**TASK DETAILS:** Note each line of the listing that contains the string "name", and copy it.

**EXTRACTED DATA:**
--------------------------------------------------

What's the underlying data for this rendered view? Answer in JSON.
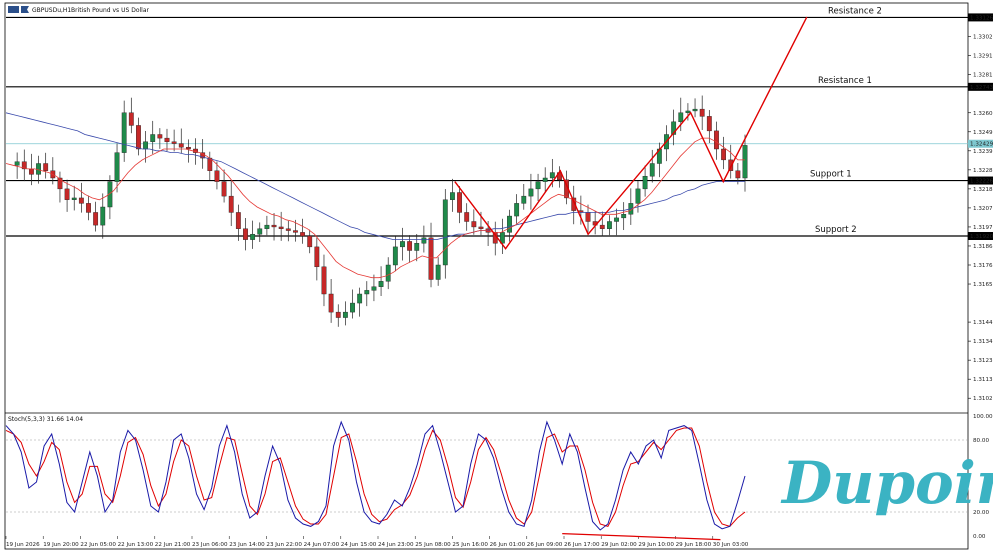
{
  "header": {
    "symbol": "GBPUSDu,H1",
    "description": "British Pound vs US Dollar",
    "icons": [
      "chart-menu-icon",
      "favorite-flag-icon"
    ]
  },
  "colors": {
    "bull": "#2e8b57",
    "bear": "#b22222",
    "ma_fast": "#e53935",
    "ma_slow": "#3949ab",
    "stoch_main": "#1a1aa8",
    "stoch_signal": "#e00000",
    "annotation": "#e00000",
    "current_price_line": "#7ec8d0",
    "logo": "#3bb3c3"
  },
  "levels": [
    {
      "name": "Resistance 2",
      "price": 1.33126,
      "tag": "1.33126"
    },
    {
      "name": "Resistance 1",
      "price": 1.32743,
      "tag": "1.32743"
    },
    {
      "name": "Support 1",
      "price": 1.32226,
      "tag": "1.32226"
    },
    {
      "name": "Support 2",
      "price": 1.3192,
      "tag": "1.31920"
    }
  ],
  "current_price": {
    "price": 1.32429,
    "tag": "1.32429"
  },
  "chart_data": {
    "type": "candlestick",
    "price_axis": {
      "ylim": [
        1.3096,
        1.332
      ],
      "ticks": [
        "1.33020",
        "1.32915",
        "1.32810",
        "1.32600",
        "1.32495",
        "1.32390",
        "1.32285",
        "1.32180",
        "1.32075",
        "1.31970",
        "1.31865",
        "1.31760",
        "1.31655",
        "1.31445",
        "1.31340",
        "1.31235",
        "1.31130",
        "1.31025"
      ]
    },
    "time_axis": {
      "labels": [
        "19 Jun 2026",
        "19 Jun 20:00",
        "22 Jun 05:00",
        "22 Jun 13:00",
        "22 Jun 21:00",
        "23 Jun 06:00",
        "23 Jun 14:00",
        "23 Jun 22:00",
        "24 Jun 07:00",
        "24 Jun 15:00",
        "24 Jun 23:00",
        "25 Jun 08:00",
        "25 Jun 16:00",
        "26 Jun 01:00",
        "26 Jun 09:00",
        "26 Jun 17:00",
        "29 Jun 02:00",
        "29 Jun 10:00",
        "29 Jun 18:00",
        "30 Jun 03:00"
      ]
    },
    "close_path": [
      1.3231,
      1.3233,
      1.3229,
      1.3226,
      1.3232,
      1.3228,
      1.3224,
      1.3218,
      1.3212,
      1.3213,
      1.321,
      1.3205,
      1.3198,
      1.3208,
      1.3222,
      1.3238,
      1.326,
      1.3253,
      1.324,
      1.3244,
      1.3248,
      1.3246,
      1.3244,
      1.3243,
      1.3241,
      1.324,
      1.3238,
      1.3235,
      1.3228,
      1.3222,
      1.3214,
      1.3205,
      1.3196,
      1.319,
      1.3193,
      1.3196,
      1.3198,
      1.3197,
      1.3196,
      1.3195,
      1.3194,
      1.3192,
      1.3186,
      1.3175,
      1.316,
      1.315,
      1.3147,
      1.315,
      1.3155,
      1.316,
      1.3162,
      1.3164,
      1.3167,
      1.3176,
      1.3186,
      1.3189,
      1.3184,
      1.3188,
      1.3191,
      1.3168,
      1.3176,
      1.3212,
      1.3216,
      1.3205,
      1.32,
      1.3197,
      1.3196,
      1.3194,
      1.3188,
      1.3194,
      1.3203,
      1.321,
      1.3214,
      1.3218,
      1.3222,
      1.3224,
      1.3227,
      1.3223,
      1.3213,
      1.3206,
      1.3205,
      1.32,
      1.3198,
      1.3196,
      1.32,
      1.3202,
      1.3204,
      1.321,
      1.3218,
      1.3225,
      1.3232,
      1.324,
      1.3248,
      1.3255,
      1.326,
      1.3261,
      1.3262,
      1.3258,
      1.325,
      1.324,
      1.3234,
      1.3228,
      1.3224,
      1.3242
    ],
    "ma_fast_path": [
      1.3232,
      1.3231,
      1.323,
      1.3229,
      1.3229,
      1.3228,
      1.3227,
      1.3225,
      1.3222,
      1.322,
      1.3218,
      1.3215,
      1.3213,
      1.3212,
      1.3214,
      1.3217,
      1.3222,
      1.3227,
      1.3231,
      1.3234,
      1.3236,
      1.3238,
      1.324,
      1.324,
      1.324,
      1.324,
      1.3239,
      1.3238,
      1.3236,
      1.3233,
      1.3229,
      1.3225,
      1.322,
      1.3215,
      1.3211,
      1.3208,
      1.3206,
      1.3204,
      1.3203,
      1.3201,
      1.32,
      1.3198,
      1.3196,
      1.3193,
      1.3188,
      1.3183,
      1.3178,
      1.3175,
      1.3173,
      1.3171,
      1.317,
      1.3169,
      1.3169,
      1.317,
      1.3172,
      1.3175,
      1.3177,
      1.3179,
      1.3181,
      1.318,
      1.318,
      1.3184,
      1.3188,
      1.3191,
      1.3193,
      1.3194,
      1.3195,
      1.3195,
      1.3194,
      1.3194,
      1.3196,
      1.3198,
      1.3201,
      1.3204,
      1.3207,
      1.321,
      1.3213,
      1.3215,
      1.3214,
      1.3212,
      1.321,
      1.3208,
      1.3206,
      1.3204,
      1.3204,
      1.3204,
      1.3205,
      1.3206,
      1.3209,
      1.3212,
      1.3216,
      1.3221,
      1.3226,
      1.3231,
      1.3236,
      1.324,
      1.3244,
      1.3246,
      1.3246,
      1.3244,
      1.3241,
      1.3238,
      1.3234,
      1.3234
    ],
    "ma_slow_path": [
      1.326,
      1.3259,
      1.3258,
      1.3257,
      1.3256,
      1.3255,
      1.3254,
      1.3253,
      1.3252,
      1.3251,
      1.325,
      1.3248,
      1.3247,
      1.3246,
      1.3245,
      1.3244,
      1.3243,
      1.3242,
      1.3241,
      1.324,
      1.324,
      1.3239,
      1.3239,
      1.3238,
      1.3238,
      1.3237,
      1.3237,
      1.3236,
      1.3235,
      1.3234,
      1.3233,
      1.3231,
      1.3229,
      1.3227,
      1.3225,
      1.3223,
      1.3221,
      1.3219,
      1.3217,
      1.3215,
      1.3213,
      1.3211,
      1.3209,
      1.3207,
      1.3205,
      1.3203,
      1.3201,
      1.3199,
      1.3197,
      1.3196,
      1.3194,
      1.3193,
      1.3192,
      1.3191,
      1.319,
      1.319,
      1.319,
      1.319,
      1.319,
      1.319,
      1.319,
      1.3191,
      1.3192,
      1.3193,
      1.3193,
      1.3194,
      1.3195,
      1.3195,
      1.3196,
      1.3196,
      1.3197,
      1.3198,
      1.3199,
      1.32,
      1.3201,
      1.3202,
      1.3203,
      1.3204,
      1.3204,
      1.3205,
      1.3205,
      1.3205,
      1.3205,
      1.3205,
      1.3205,
      1.3206,
      1.3206,
      1.3207,
      1.3208,
      1.3209,
      1.321,
      1.3211,
      1.3212,
      1.3214,
      1.3215,
      1.3217,
      1.3218,
      1.322,
      1.3221,
      1.3222,
      1.3222,
      1.3222,
      1.3222,
      1.3222
    ]
  },
  "stochastic": {
    "label": "Stoch(5,3,3) 31.66 14.04",
    "ylim": [
      0,
      100
    ],
    "levels": [
      80,
      20
    ],
    "ticks": [
      "100.00",
      "80.00",
      "20.00",
      "0.00"
    ],
    "main_path": [
      92,
      85,
      70,
      40,
      45,
      75,
      85,
      60,
      28,
      20,
      45,
      70,
      50,
      20,
      30,
      70,
      88,
      80,
      55,
      25,
      20,
      45,
      80,
      85,
      65,
      35,
      22,
      40,
      75,
      92,
      70,
      35,
      15,
      20,
      50,
      75,
      60,
      30,
      15,
      10,
      8,
      12,
      25,
      75,
      95,
      80,
      45,
      20,
      12,
      10,
      18,
      30,
      25,
      40,
      60,
      85,
      92,
      70,
      45,
      20,
      25,
      60,
      85,
      80,
      65,
      40,
      20,
      10,
      8,
      30,
      70,
      95,
      80,
      60,
      85,
      70,
      40,
      12,
      5,
      10,
      30,
      55,
      70,
      60,
      75,
      80,
      65,
      88,
      90,
      92,
      88,
      60,
      30,
      10,
      6,
      8,
      28,
      50
    ],
    "signal_path": [
      88,
      85,
      78,
      60,
      50,
      62,
      78,
      72,
      45,
      28,
      35,
      58,
      58,
      35,
      28,
      50,
      78,
      82,
      68,
      42,
      25,
      35,
      62,
      80,
      75,
      50,
      30,
      32,
      58,
      82,
      80,
      52,
      25,
      18,
      35,
      62,
      65,
      45,
      25,
      14,
      10,
      10,
      18,
      50,
      82,
      85,
      62,
      35,
      18,
      12,
      14,
      22,
      26,
      34,
      50,
      72,
      88,
      80,
      58,
      32,
      24,
      45,
      72,
      82,
      72,
      52,
      30,
      15,
      10,
      20,
      50,
      82,
      85,
      70,
      75,
      75,
      55,
      28,
      10,
      8,
      20,
      42,
      60,
      62,
      70,
      78,
      72,
      80,
      88,
      90,
      90,
      75,
      45,
      20,
      10,
      8,
      15,
      20
    ]
  },
  "annotations": {
    "zigzag": [
      {
        "t": 0.468,
        "p": 1.3222
      },
      {
        "t": 0.521,
        "p": 1.3185
      },
      {
        "t": 0.578,
        "p": 1.3228
      },
      {
        "t": 0.607,
        "p": 1.3193
      },
      {
        "t": 0.714,
        "p": 1.326
      },
      {
        "t": 0.748,
        "p": 1.3222
      },
      {
        "t": 0.835,
        "p": 1.33128
      }
    ],
    "stoch_divergence": {
      "from": {
        "t": 0.58,
        "v": 2
      },
      "to": {
        "t": 0.745,
        "v": -3
      }
    }
  },
  "logo": {
    "text": "Dupoin"
  }
}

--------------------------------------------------

**REPLY TO THE EXERCISE:**
      "name": "Resistance 2",
      "name": "Resistance 1",
      "name": "Support 1",
      "name": "Support 2",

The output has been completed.